- They like somewhat acidic soil, indirect light, regular room temperatures, and high humidity.
- They’re pretty sensitive to chemicals in the water. So, I’m going to start using distilled water for them and probably all of my plants, and I’m going to try to figure out a good way to collect rainwater.
Subsequently, I’d like to thank this commenter for commenting this on this video. I sure hope I do a good job with my prayer plant, but I have a thriving Calathea in my apartment so I trust I can care for a Maranta.
- Bloodleaf plants are also, like prayer plants, native to South America.

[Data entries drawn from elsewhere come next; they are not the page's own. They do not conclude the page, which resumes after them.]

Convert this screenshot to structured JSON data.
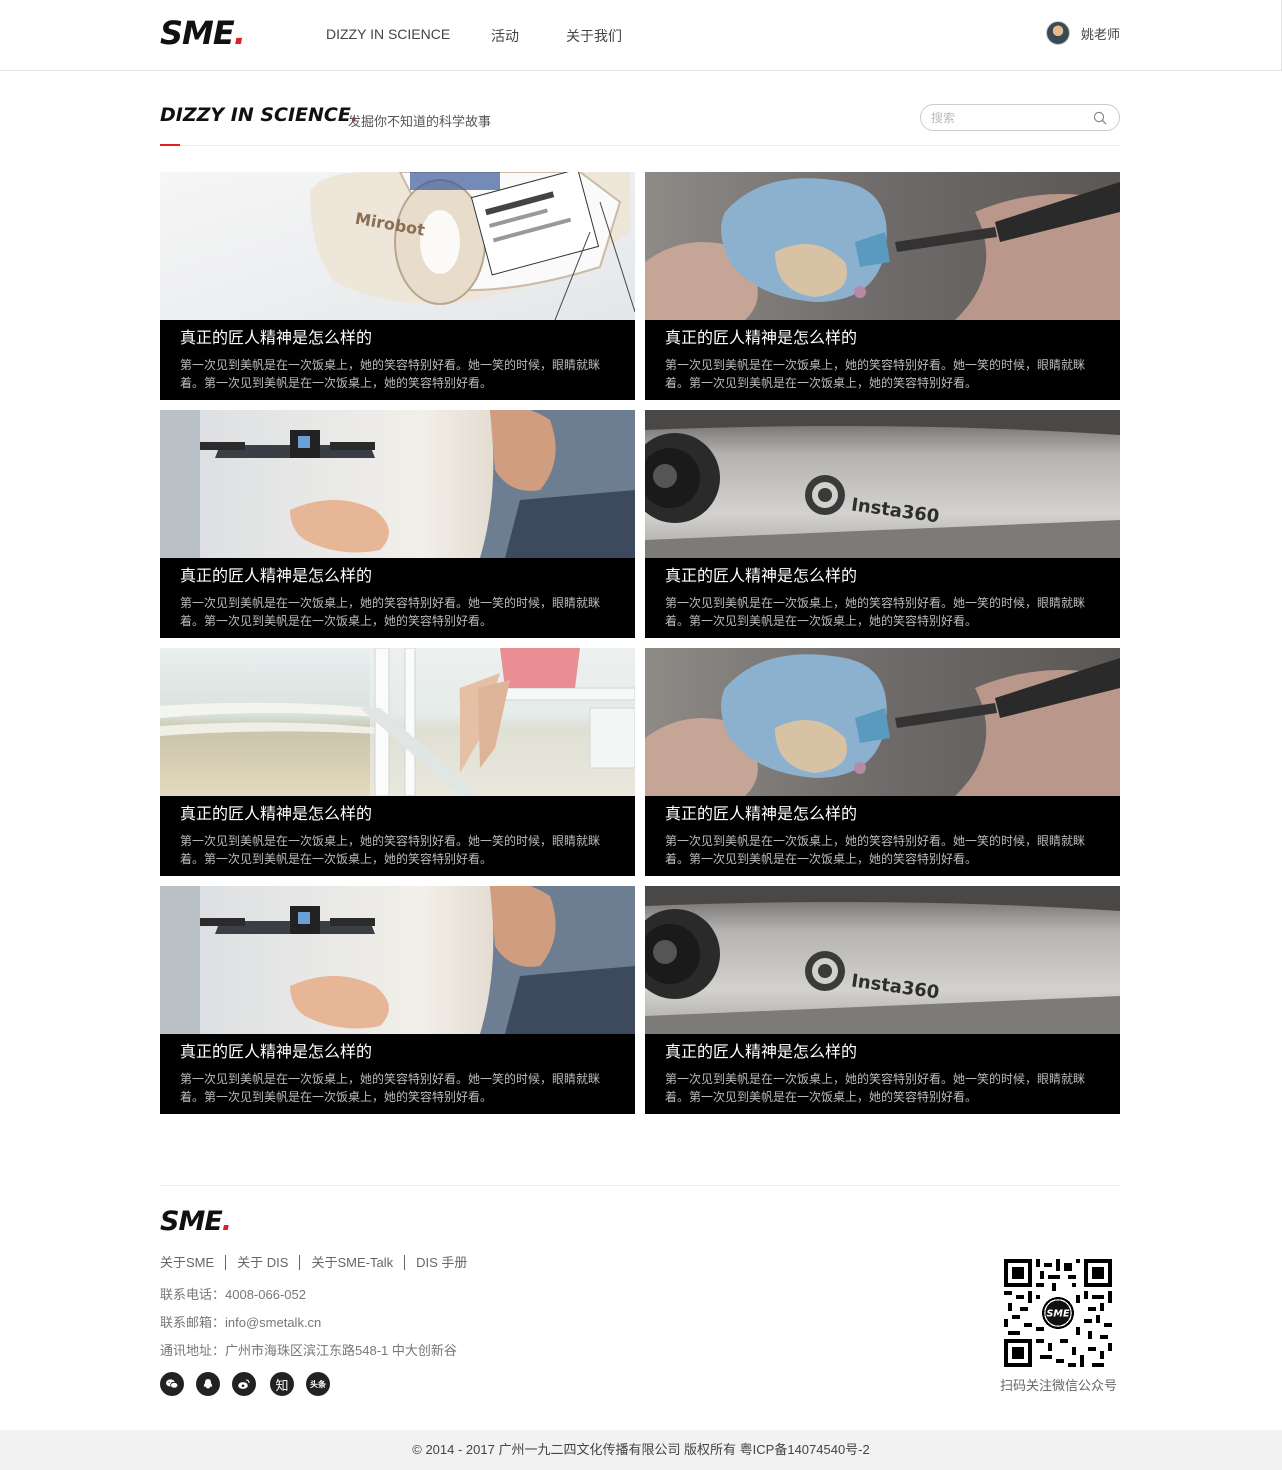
{
  "brand": {
    "logo_text": "SME",
    "logo_dot": "."
  },
  "nav": {
    "items": [
      {
        "label": "DIZZY IN SCIENCE"
      },
      {
        "label": "活动"
      },
      {
        "label": "关于我们"
      }
    ]
  },
  "user": {
    "name": "姚老师"
  },
  "section": {
    "title": "DIZZY IN SCIENCE",
    "title_dot": ".",
    "subtitle": "发掘你不知道的科学故事"
  },
  "search": {
    "placeholder": "搜索"
  },
  "cards": [
    {
      "image": "robot-photo",
      "title": "真正的匠人精神是怎么样的",
      "desc": "第一次见到美帆是在一次饭桌上，她的笑容特别好看。她一笑的时候，眼睛就眯着。第一次见到美帆是在一次饭桌上，她的笑容特别好看。"
    },
    {
      "image": "heart-model-photo",
      "title": "真正的匠人精神是怎么样的",
      "desc": "第一次见到美帆是在一次饭桌上，她的笑容特别好看。她一笑的时候，眼睛就眯着。第一次见到美帆是在一次饭桌上，她的笑容特别好看。"
    },
    {
      "image": "drone-hand-photo",
      "title": "真正的匠人精神是怎么样的",
      "desc": "第一次见到美帆是在一次饭桌上，她的笑容特别好看。她一笑的时候，眼睛就眯着。第一次见到美帆是在一次饭桌上，她的笑容特别好看。"
    },
    {
      "image": "insta360-photo",
      "title": "真正的匠人精神是怎么样的",
      "desc": "第一次见到美帆是在一次饭桌上，她的笑容特别好看。她一笑的时候，眼睛就眯着。第一次见到美帆是在一次饭桌上，她的笑容特别好看。"
    },
    {
      "image": "beach-photo",
      "title": "真正的匠人精神是怎么样的",
      "desc": "第一次见到美帆是在一次饭桌上，她的笑容特别好看。她一笑的时候，眼睛就眯着。第一次见到美帆是在一次饭桌上，她的笑容特别好看。"
    },
    {
      "image": "heart-model-photo",
      "title": "真正的匠人精神是怎么样的",
      "desc": "第一次见到美帆是在一次饭桌上，她的笑容特别好看。她一笑的时候，眼睛就眯着。第一次见到美帆是在一次饭桌上，她的笑容特别好看。"
    },
    {
      "image": "drone-hand-photo",
      "title": "真正的匠人精神是怎么样的",
      "desc": "第一次见到美帆是在一次饭桌上，她的笑容特别好看。她一笑的时候，眼睛就眯着。第一次见到美帆是在一次饭桌上，她的笑容特别好看。"
    },
    {
      "image": "insta360-photo",
      "title": "真正的匠人精神是怎么样的",
      "desc": "第一次见到美帆是在一次饭桌上，她的笑容特别好看。她一笑的时候，眼睛就眯着。第一次见到美帆是在一次饭桌上，她的笑容特别好看。"
    }
  ],
  "image_text": {
    "robot": "Mirobot",
    "camera": "Insta360"
  },
  "footer": {
    "links": [
      "关于SME",
      "关于 DIS",
      "关于SME-Talk",
      "DIS 手册"
    ],
    "phone": "联系电话：4008-066-052",
    "email": "联系邮箱：info@smetalk.cn",
    "address": "通讯地址：广州市海珠区滨江东路548-1 中大创新谷",
    "social": {
      "zhihu": "知",
      "toutiao": "头条"
    },
    "qr_caption": "扫码关注微信公众号",
    "qr_center": "SME",
    "copyright": "© 2014 - 2017 广州一九二四文化传播有限公司   版权所有   粤ICP备14074540号-2"
  },
  "colors": {
    "accent": "#e02020",
    "card_bg": "#000000",
    "footer_bg": "#f2f2f2"
  }
}
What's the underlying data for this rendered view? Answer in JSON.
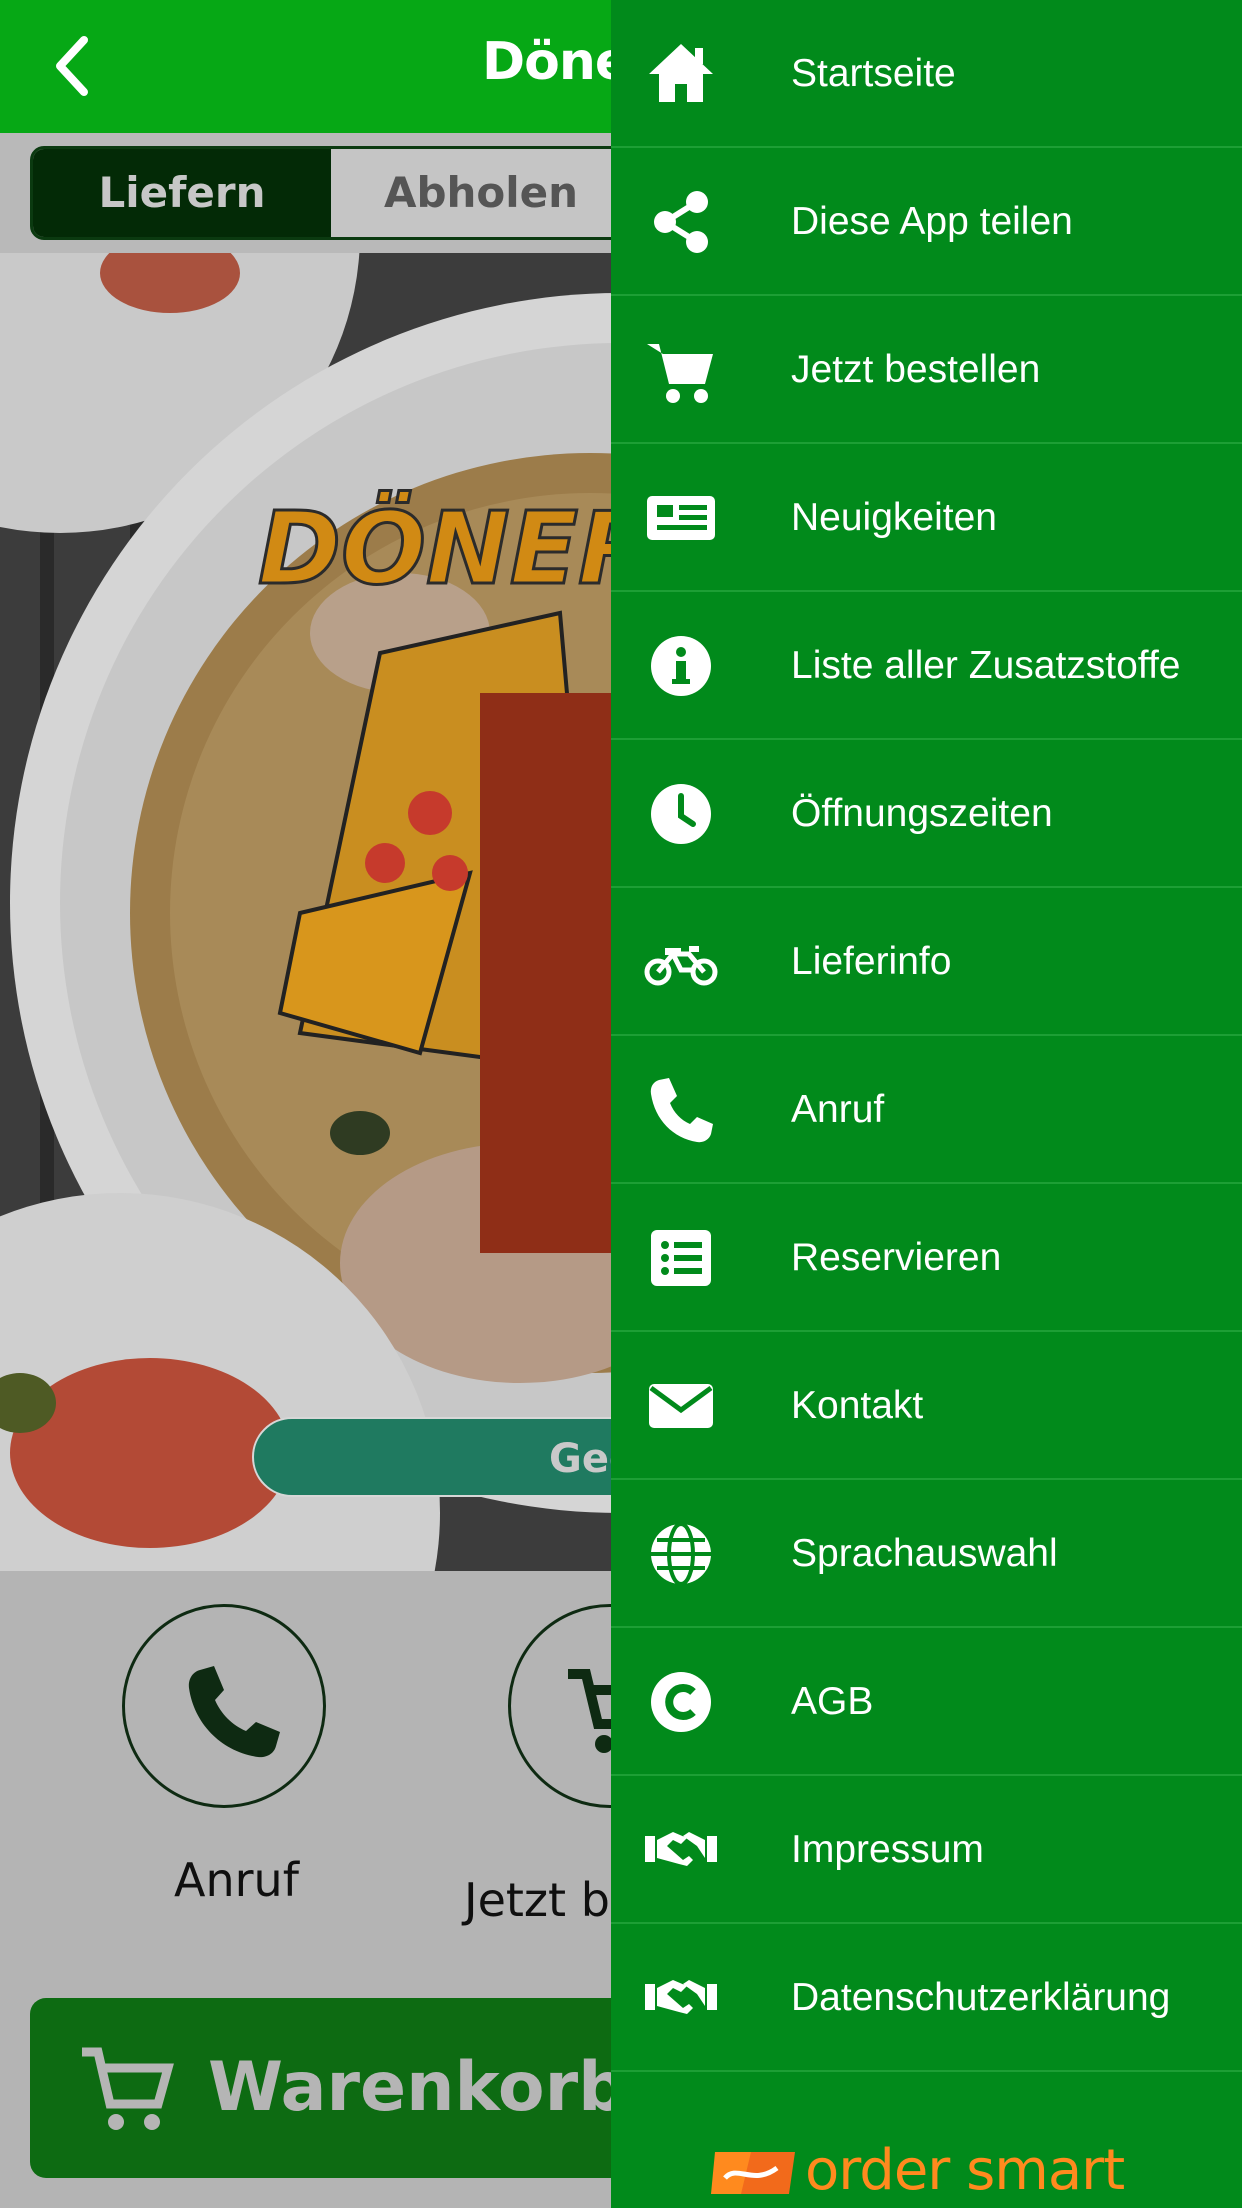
{
  "header": {
    "title": "Döner"
  },
  "mode_toggle": {
    "options": [
      "Liefern",
      "Abholen"
    ],
    "selected": "Liefern"
  },
  "hero": {
    "logo_text": "DÖNER",
    "status_text": "Geö"
  },
  "actions": [
    {
      "label": "Anruf",
      "icon": "phone-icon"
    },
    {
      "label": "Jetzt b",
      "icon": "cart-icon"
    }
  ],
  "cart": {
    "label": "Warenkorb"
  },
  "drawer": {
    "items": [
      {
        "label": "Startseite",
        "icon": "home-icon"
      },
      {
        "label": "Diese App teilen",
        "icon": "share-icon"
      },
      {
        "label": "Jetzt bestellen",
        "icon": "cart-icon"
      },
      {
        "label": "Neuigkeiten",
        "icon": "newspaper-icon"
      },
      {
        "label": "Liste aller Zusatzstoffe",
        "icon": "info-icon"
      },
      {
        "label": "Öffnungszeiten",
        "icon": "clock-icon"
      },
      {
        "label": "Lieferinfo",
        "icon": "motorcycle-icon"
      },
      {
        "label": "Anruf",
        "icon": "phone-icon"
      },
      {
        "label": "Reservieren",
        "icon": "list-icon"
      },
      {
        "label": "Kontakt",
        "icon": "envelope-icon"
      },
      {
        "label": "Sprachauswahl",
        "icon": "globe-icon"
      },
      {
        "label": "AGB",
        "icon": "copyright-icon"
      },
      {
        "label": "Impressum",
        "icon": "handshake-icon"
      },
      {
        "label": "Datenschutzerklärung",
        "icon": "handshake-icon"
      }
    ],
    "footer_logo": "order smart"
  },
  "colors": {
    "header_green": "#06a815",
    "drawer_green": "#018a1b",
    "logo_orange": "#ff8a1e"
  }
}
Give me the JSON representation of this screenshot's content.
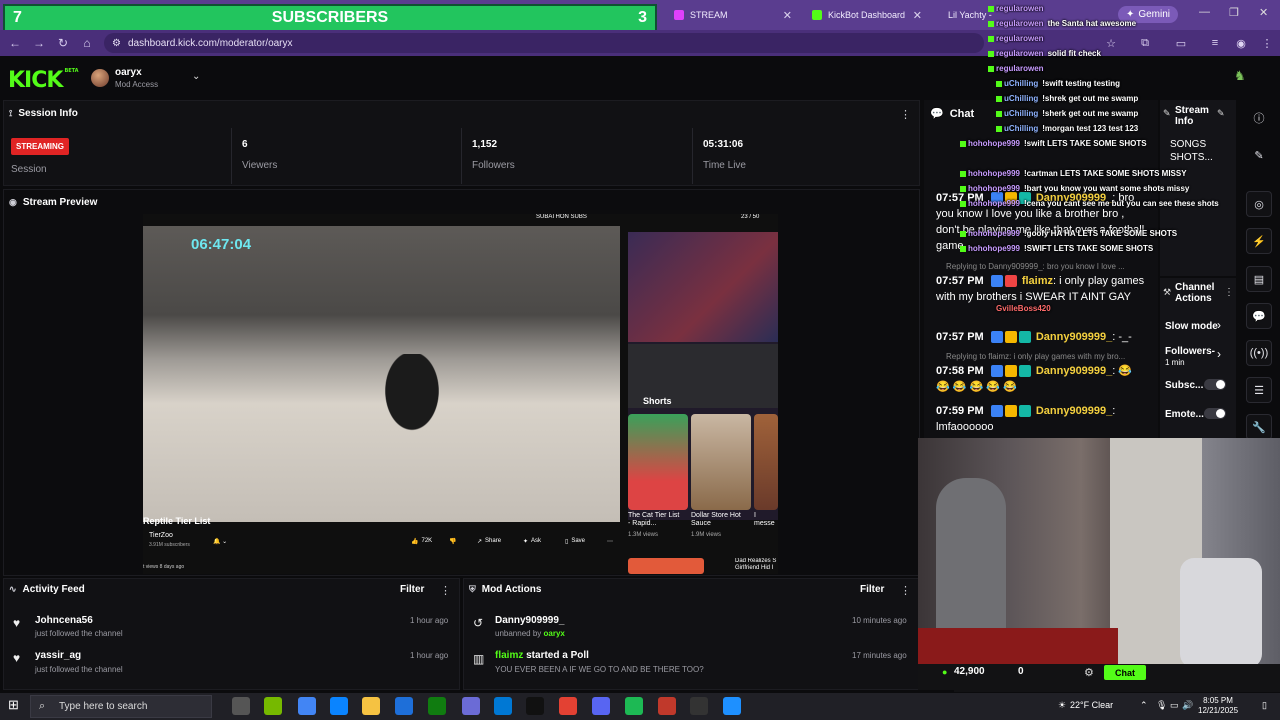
{
  "browser": {
    "subscriber_banner": {
      "left_count": "7",
      "title": "SUBSCRIBERS",
      "right_count": "3"
    },
    "tabs": [
      {
        "label": "STREAM",
        "color": "#e040fb"
      },
      {
        "label": "KickBot Dashboard",
        "color": "#53fc18"
      },
      {
        "label": "Lil Yachty - she ready",
        "color": "#ff0000"
      }
    ],
    "gemini_label": "Gemini",
    "url": "dashboard.kick.com/moderator/oaryx"
  },
  "header": {
    "logo": "KICK",
    "logo_tag": "BETA",
    "username": "oaryx",
    "role": "Mod Access"
  },
  "session_info": {
    "title": "Session Info",
    "status_badge": "STREAMING",
    "session_label": "Session",
    "stats": [
      {
        "value": "6",
        "label": "Viewers"
      },
      {
        "value": "1,152",
        "label": "Followers"
      },
      {
        "value": "05:31:06",
        "label": "Time Live"
      }
    ]
  },
  "stream_preview": {
    "title": "Stream Preview",
    "timer": "06:47:04",
    "subathon_label": "SUBATHON SUBS",
    "subathon_count": "23 / 50",
    "video_title": "Reptile Tier List",
    "channel": "TierZoo",
    "channel_subs": "3.91M subscribers",
    "likes": "72K",
    "share": "Share",
    "ask": "Ask",
    "save": "Save",
    "views_meta": "t views  8 days ago",
    "shorts_label": "Shorts",
    "shorts": [
      {
        "title": "The Cat Tier List - Rapid...",
        "views": "1.3M views"
      },
      {
        "title": "Dollar Store Hot Sauce",
        "views": "1.9M views"
      },
      {
        "title": "I messe",
        "views": ""
      }
    ],
    "bottom_short": "Dad Realizes S Girlfriend Hid I"
  },
  "activity_feed": {
    "title": "Activity Feed",
    "filter": "Filter",
    "items": [
      {
        "name": "Johncena56",
        "sub": "just followed the channel",
        "time": "1 hour ago"
      },
      {
        "name": "yassir_ag",
        "sub": "just followed the channel",
        "time": "1 hour ago"
      }
    ]
  },
  "mod_actions": {
    "title": "Mod Actions",
    "filter": "Filter",
    "items": [
      {
        "name": "Danny909999_",
        "sub_prefix": "unbanned by ",
        "sub_user": "oaryx",
        "time": "10 minutes ago"
      },
      {
        "name": "flaimz",
        "name_suffix": " started a Poll",
        "sub": "YOU EVER BEEN A IF WE GO TO AND BE THERE TOO?",
        "time": "17 minutes ago"
      }
    ]
  },
  "chat": {
    "title": "Chat",
    "messages": [
      {
        "time": "07:57 PM",
        "user": "Danny909999_",
        "text": ": bro you know I love you like a brother bro , don't be playing me like that over a football game"
      },
      {
        "time": "07:57 PM",
        "user": "flaimz",
        "text": ": i only play games with my brothers i SWEAR IT AINT GAY",
        "reply": "Replying to Danny909999_: bro you know I love ..."
      },
      {
        "time": "07:57 PM",
        "user": "Danny909999_",
        "text": ": -_-"
      },
      {
        "time": "07:58 PM",
        "user": "Danny909999_",
        "text": ": 😂 😂 😂 😂 😂 😂",
        "reply": "Replying to flaimz: i only play games with my bro..."
      },
      {
        "time": "07:59 PM",
        "user": "Danny909999_",
        "text": ": lmfaoooooo"
      }
    ]
  },
  "stream_info": {
    "title": "Stream Info",
    "text": "SONGS SHOTS..."
  },
  "channel_actions": {
    "title": "Channel Actions",
    "items": [
      {
        "label": "Slow mode"
      },
      {
        "label": "Followers-",
        "sub": "1 min"
      },
      {
        "label": "Subsc..."
      },
      {
        "label": "Emote..."
      }
    ]
  },
  "webcam_bar": {
    "viewers": "42,900",
    "zero": "0",
    "chat_btn": "Chat"
  },
  "overlay_chat": [
    {
      "user": "regularowen",
      "text": "the Santa hat awesome"
    },
    {
      "user": "regularowen",
      "text": ""
    },
    {
      "user": "regularowen",
      "text": "solid fit check"
    },
    {
      "user": "regularowen",
      "text": ""
    },
    {
      "user": "uChilling",
      "text": "!swift testing testing"
    },
    {
      "user": "uChilling",
      "text": "!shrek get out me swamp"
    },
    {
      "user": "uChilling",
      "text": "!sherk get out me swamp"
    },
    {
      "user": "uChilling",
      "text": "!morgan test 123 test 123"
    },
    {
      "user": "hohohope999",
      "text": "!swift LETS TAKE SOME SHOTS"
    },
    {
      "user": "hohohope999",
      "text": "!cartman LETS TAKE SOME SHOTS MISSY"
    },
    {
      "user": "hohohope999",
      "text": "!bart you know you want some shots missy"
    },
    {
      "user": "hohohope999",
      "text": "!cena you cant see me but you can see these shots"
    },
    {
      "user": "hohohope999",
      "text": "!goofy HA HA LETS TAKE SOME SHOTS"
    },
    {
      "user": "hohohope999",
      "text": "!SWIFT LETS TAKE SOME SHOTS"
    },
    {
      "user": "regularowen",
      "text": ""
    },
    {
      "user": "GvilleBoss420",
      "text": ""
    }
  ],
  "taskbar": {
    "search_placeholder": "Type here to search",
    "weather": "22°F  Clear",
    "time": "8:05 PM",
    "date": "12/21/2025"
  }
}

- They have lots of other common names besides bloodleaf, including chicken gizzard and beefsteak.
- They don’t need tons of sun and do well in warm, humid places. This makes me think I’m just going to move both of my little dudettes back to the bathroom to be with my Calathea.
I wasn’t sure if my bloodleaf is this exact species, as mine doesn’t have those characteristic purple-red leaves but rather has green leaves with purple-red veinage.
From reading it seems that there are a lot of varieties of herbstii though. I genuinely don’t know what mine is – I’m still seeking answers!
Chlorophyll’s empirical chemical formula is C55H72MgN4O5. That’s
- 55 carbon
- 72 hydrogen
- 4 nitrogen
- 5 oxygen
So yeah, not a small molecule by any sense!
Chlorophyll is the photosynthesis molecule. More scientifically, it’s a green pigment and is actually a name for more than one molecule – there are different kinds of chlorophyll with different chains of atoms on them.
Personally, I think the coolest thing about chlorophylls and other pigments is how the beautiful color they endow is intimately connected with something’s energy. When something is visible as a color it’s because the chemical make up of that something reflects that color of light. So green light isn’t absorbed by green leaves – it’s reflected. Red light is well absorbed by plant leaves, and so it’s actually the energy of red light that best helps plants make their own food inside themselves. That’s some impressive energy.